The South Carolina Department of Health and Environmental Control said the strain, known as B.1.351, was found in two adults with no history of travel or connection to one another. The Centers for Disease Control and Prevention notified South Carolina health officials late Wednesday that a sample that was tested at LabCorp was the B.1.351 variant, the health department said Thursday.

The state’s own public health lab later “identified a separate case of the same variant” in a sample tested on Monday, the South Carolina Department of Health said in a statement. While the strain appears to be highly transmissible, it doesn’t appear to make people sicker, the health department said.

“The arrival of the SARS-CoV-2 variant in our state is an important reminder to all South Carolinians that the fight against this deadly virus is far from over,” Dr. Brannon Traxler, the department’s interim director, said in a statement.
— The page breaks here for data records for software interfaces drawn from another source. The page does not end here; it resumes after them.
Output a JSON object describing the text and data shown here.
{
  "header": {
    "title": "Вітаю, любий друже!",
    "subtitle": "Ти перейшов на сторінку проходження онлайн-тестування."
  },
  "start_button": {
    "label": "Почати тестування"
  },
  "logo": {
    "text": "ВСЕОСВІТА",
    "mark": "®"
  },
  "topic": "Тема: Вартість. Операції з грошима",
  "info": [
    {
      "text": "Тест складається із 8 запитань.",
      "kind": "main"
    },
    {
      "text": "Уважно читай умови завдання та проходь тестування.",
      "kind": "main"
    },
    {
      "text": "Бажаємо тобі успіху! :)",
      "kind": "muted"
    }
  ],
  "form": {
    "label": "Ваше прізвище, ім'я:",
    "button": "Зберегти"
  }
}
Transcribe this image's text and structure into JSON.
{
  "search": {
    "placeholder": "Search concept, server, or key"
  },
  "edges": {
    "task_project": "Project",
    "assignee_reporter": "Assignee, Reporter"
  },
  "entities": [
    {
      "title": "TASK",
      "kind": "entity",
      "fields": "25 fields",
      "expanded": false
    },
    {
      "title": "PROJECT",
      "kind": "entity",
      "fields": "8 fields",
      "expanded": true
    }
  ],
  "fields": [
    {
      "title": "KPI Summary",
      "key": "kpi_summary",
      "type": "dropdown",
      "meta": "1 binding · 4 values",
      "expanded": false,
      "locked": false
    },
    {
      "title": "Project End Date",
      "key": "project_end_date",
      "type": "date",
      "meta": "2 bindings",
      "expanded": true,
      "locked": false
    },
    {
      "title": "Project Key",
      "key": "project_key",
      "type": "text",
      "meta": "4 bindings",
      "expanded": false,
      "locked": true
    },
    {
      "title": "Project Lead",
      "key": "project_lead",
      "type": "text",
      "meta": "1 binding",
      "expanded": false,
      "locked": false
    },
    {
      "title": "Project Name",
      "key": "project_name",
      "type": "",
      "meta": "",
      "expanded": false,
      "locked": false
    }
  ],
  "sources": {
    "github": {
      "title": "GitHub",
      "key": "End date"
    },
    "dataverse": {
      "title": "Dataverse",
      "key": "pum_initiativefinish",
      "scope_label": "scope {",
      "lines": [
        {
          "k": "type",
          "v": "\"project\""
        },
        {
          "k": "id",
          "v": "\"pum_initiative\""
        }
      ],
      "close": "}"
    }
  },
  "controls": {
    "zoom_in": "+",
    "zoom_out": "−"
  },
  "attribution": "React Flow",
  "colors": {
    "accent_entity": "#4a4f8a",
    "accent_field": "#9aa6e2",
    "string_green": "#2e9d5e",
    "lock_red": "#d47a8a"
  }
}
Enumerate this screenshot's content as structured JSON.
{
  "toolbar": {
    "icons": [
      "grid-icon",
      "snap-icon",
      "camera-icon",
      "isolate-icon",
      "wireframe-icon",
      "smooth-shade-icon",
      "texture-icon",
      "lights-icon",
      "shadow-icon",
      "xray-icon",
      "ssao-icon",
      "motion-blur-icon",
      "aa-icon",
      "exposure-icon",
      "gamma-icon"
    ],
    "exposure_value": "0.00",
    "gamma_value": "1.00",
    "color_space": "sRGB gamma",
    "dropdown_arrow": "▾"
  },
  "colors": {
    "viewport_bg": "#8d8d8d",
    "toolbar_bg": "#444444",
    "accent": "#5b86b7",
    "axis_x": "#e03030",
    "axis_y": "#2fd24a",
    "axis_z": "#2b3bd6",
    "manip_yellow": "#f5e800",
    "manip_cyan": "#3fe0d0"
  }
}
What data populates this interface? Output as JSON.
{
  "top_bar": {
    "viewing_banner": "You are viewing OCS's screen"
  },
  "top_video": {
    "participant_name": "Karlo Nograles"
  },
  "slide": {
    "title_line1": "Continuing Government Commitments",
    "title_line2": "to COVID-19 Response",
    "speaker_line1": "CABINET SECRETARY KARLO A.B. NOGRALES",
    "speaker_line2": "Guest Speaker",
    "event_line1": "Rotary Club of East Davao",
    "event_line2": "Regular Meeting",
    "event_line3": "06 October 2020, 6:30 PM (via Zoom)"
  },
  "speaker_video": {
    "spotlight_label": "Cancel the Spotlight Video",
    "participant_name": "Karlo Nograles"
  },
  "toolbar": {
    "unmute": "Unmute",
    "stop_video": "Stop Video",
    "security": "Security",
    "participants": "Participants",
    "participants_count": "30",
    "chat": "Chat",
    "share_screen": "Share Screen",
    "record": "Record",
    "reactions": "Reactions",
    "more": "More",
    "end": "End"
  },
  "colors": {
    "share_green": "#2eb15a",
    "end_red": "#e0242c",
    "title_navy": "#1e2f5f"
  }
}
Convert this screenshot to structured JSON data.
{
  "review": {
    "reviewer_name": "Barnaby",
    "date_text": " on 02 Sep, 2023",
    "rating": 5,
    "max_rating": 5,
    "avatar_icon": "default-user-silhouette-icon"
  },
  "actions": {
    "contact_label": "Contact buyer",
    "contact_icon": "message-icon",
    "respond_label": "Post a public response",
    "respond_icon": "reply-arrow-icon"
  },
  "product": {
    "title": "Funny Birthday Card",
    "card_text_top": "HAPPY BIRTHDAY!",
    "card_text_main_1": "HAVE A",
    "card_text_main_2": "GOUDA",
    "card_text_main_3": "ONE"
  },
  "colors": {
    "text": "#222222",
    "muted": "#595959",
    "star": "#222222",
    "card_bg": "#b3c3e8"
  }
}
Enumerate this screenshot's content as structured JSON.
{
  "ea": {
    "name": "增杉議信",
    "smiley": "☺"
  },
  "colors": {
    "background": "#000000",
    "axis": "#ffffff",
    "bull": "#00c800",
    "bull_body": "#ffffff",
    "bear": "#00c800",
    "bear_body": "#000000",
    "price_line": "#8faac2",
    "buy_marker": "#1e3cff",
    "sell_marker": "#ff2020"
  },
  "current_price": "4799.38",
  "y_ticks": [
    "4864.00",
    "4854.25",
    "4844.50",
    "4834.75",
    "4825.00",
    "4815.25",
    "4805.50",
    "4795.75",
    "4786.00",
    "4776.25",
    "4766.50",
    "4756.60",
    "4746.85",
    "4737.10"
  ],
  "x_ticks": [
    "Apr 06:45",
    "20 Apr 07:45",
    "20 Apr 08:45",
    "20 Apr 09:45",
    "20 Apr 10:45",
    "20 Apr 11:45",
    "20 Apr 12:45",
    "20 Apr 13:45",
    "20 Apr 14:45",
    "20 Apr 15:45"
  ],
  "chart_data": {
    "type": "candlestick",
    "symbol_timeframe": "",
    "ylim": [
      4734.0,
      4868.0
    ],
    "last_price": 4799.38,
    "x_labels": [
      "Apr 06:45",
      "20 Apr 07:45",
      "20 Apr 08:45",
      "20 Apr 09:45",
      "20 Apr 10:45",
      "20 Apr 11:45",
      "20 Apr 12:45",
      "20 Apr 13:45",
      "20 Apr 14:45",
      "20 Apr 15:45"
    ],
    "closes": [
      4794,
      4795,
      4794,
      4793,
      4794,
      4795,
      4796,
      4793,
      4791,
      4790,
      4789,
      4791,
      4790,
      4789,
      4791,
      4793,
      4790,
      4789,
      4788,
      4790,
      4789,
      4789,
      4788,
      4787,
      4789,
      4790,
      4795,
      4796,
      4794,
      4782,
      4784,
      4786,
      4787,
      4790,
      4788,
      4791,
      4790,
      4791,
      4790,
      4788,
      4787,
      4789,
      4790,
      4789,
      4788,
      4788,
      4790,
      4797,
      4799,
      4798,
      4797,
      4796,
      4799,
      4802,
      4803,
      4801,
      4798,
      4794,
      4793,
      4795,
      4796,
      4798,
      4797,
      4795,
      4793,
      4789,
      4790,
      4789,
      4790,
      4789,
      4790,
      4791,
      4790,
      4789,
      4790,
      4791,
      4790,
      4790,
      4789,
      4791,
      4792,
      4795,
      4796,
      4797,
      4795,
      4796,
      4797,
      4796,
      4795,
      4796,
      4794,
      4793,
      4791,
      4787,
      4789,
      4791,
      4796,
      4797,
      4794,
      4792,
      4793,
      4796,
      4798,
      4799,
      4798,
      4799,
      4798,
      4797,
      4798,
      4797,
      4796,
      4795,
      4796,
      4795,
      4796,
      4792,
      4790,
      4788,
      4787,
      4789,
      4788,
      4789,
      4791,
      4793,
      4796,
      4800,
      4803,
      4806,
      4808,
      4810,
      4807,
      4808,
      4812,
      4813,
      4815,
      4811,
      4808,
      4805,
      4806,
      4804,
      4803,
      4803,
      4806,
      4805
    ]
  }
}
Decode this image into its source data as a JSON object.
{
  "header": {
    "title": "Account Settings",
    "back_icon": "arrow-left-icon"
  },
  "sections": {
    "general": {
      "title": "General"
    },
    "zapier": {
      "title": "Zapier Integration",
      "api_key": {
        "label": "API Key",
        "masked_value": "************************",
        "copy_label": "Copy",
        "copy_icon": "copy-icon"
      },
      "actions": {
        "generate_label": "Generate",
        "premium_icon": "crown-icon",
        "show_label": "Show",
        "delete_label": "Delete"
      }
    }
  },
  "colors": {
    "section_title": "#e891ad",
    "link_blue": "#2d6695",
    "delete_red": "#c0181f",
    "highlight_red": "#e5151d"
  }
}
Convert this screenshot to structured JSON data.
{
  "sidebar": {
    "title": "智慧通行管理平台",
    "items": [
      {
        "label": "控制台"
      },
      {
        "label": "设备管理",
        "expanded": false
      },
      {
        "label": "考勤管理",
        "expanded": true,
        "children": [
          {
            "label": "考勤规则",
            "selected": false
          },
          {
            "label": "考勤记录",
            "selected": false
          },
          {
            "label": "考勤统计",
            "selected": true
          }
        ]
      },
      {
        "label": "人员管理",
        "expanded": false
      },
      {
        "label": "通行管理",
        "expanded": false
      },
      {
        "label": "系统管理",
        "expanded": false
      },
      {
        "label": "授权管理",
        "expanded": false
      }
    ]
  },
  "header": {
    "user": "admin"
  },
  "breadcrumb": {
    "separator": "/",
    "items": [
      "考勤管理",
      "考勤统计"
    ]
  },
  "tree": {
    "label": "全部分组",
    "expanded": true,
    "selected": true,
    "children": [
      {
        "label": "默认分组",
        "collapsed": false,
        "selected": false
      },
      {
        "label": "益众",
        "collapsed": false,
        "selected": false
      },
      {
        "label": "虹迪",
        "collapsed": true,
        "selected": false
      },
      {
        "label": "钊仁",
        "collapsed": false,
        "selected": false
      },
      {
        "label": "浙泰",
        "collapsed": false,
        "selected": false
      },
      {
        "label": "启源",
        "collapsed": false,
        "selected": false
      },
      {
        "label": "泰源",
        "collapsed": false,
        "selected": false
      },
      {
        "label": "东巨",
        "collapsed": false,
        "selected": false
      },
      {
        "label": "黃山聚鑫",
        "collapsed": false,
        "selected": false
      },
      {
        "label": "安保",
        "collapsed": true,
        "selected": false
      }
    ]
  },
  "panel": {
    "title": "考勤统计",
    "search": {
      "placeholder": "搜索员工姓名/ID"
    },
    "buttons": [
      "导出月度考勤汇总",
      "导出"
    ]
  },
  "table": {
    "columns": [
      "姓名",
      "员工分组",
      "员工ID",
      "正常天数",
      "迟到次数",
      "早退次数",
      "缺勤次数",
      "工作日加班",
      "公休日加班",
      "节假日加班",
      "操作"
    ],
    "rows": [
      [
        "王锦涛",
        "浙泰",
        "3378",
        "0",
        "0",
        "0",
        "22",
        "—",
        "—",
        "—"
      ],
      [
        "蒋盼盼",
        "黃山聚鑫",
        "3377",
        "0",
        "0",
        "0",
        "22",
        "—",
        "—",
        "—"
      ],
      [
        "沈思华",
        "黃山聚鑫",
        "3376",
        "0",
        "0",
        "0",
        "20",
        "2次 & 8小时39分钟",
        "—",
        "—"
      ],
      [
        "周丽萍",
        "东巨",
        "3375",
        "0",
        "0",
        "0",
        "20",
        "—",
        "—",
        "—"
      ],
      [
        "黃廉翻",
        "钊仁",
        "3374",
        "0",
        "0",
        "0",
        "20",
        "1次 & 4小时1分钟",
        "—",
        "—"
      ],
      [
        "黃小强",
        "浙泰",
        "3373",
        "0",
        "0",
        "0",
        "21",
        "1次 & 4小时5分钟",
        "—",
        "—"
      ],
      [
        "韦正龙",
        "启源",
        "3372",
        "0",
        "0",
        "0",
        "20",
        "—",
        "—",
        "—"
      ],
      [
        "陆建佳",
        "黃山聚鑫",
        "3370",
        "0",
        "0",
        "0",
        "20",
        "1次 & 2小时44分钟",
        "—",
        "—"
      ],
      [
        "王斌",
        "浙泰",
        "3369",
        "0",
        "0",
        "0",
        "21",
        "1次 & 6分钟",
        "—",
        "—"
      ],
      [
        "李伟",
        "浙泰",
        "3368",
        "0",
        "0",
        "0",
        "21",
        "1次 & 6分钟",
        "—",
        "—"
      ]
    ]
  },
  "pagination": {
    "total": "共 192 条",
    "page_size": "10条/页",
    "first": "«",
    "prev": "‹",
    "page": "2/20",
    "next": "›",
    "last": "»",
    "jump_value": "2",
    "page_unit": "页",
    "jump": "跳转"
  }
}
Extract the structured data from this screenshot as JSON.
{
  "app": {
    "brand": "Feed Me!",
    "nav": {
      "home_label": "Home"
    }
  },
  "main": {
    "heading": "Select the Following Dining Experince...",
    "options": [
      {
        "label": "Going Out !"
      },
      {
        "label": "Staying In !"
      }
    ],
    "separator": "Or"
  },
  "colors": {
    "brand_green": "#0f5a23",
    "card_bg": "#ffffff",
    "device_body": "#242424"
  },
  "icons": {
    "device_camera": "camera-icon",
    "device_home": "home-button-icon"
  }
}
Mutated strains of the coronavirus have migrated to the U.S. in recent weeks. Minnesota health officials on Monday identified the first U.S. case of a similar variant that was first detected in Brazil. The U.S. has also identified more than 300 cases with another strain first found in the United Kingdom, known as B.1.1.7, according to recent data from the CDC.

The appearance of these new strains hasn’t come as a surprise to scientists. The U.S. is quickly trying to ramp up its surveillance efforts to track the new strains through genomic sequencing, which could be coming from abroad or “emanating from our own country,” Dr. Rochelle Walensky, the CDC’s new director, said last week.

“CDC is early in its efforts to understand this variant and will continue to provide updates as we learn more,” the health agency said in a statement. “CDC’s recommendations for slowing the spread—wearing masks, staying at least 6 feet apart from others, avoiding crowds, ventilating indoor spaces, and washing hands often—will also prevent the spread of this variant.”

Both strains of the virus found in the U.K. and South Africa share similar mutations, but experts say they developed separately. Although it’s no surprise the virus is mutating, researchers are quickly trying to determine what the changes might mean for recently developed lifesaving vaccines and treatments against the disease.

The B.1.351 strain appears to be more problematic than the emerging variant found in the U.K., White House health advisor Dr. Anthony F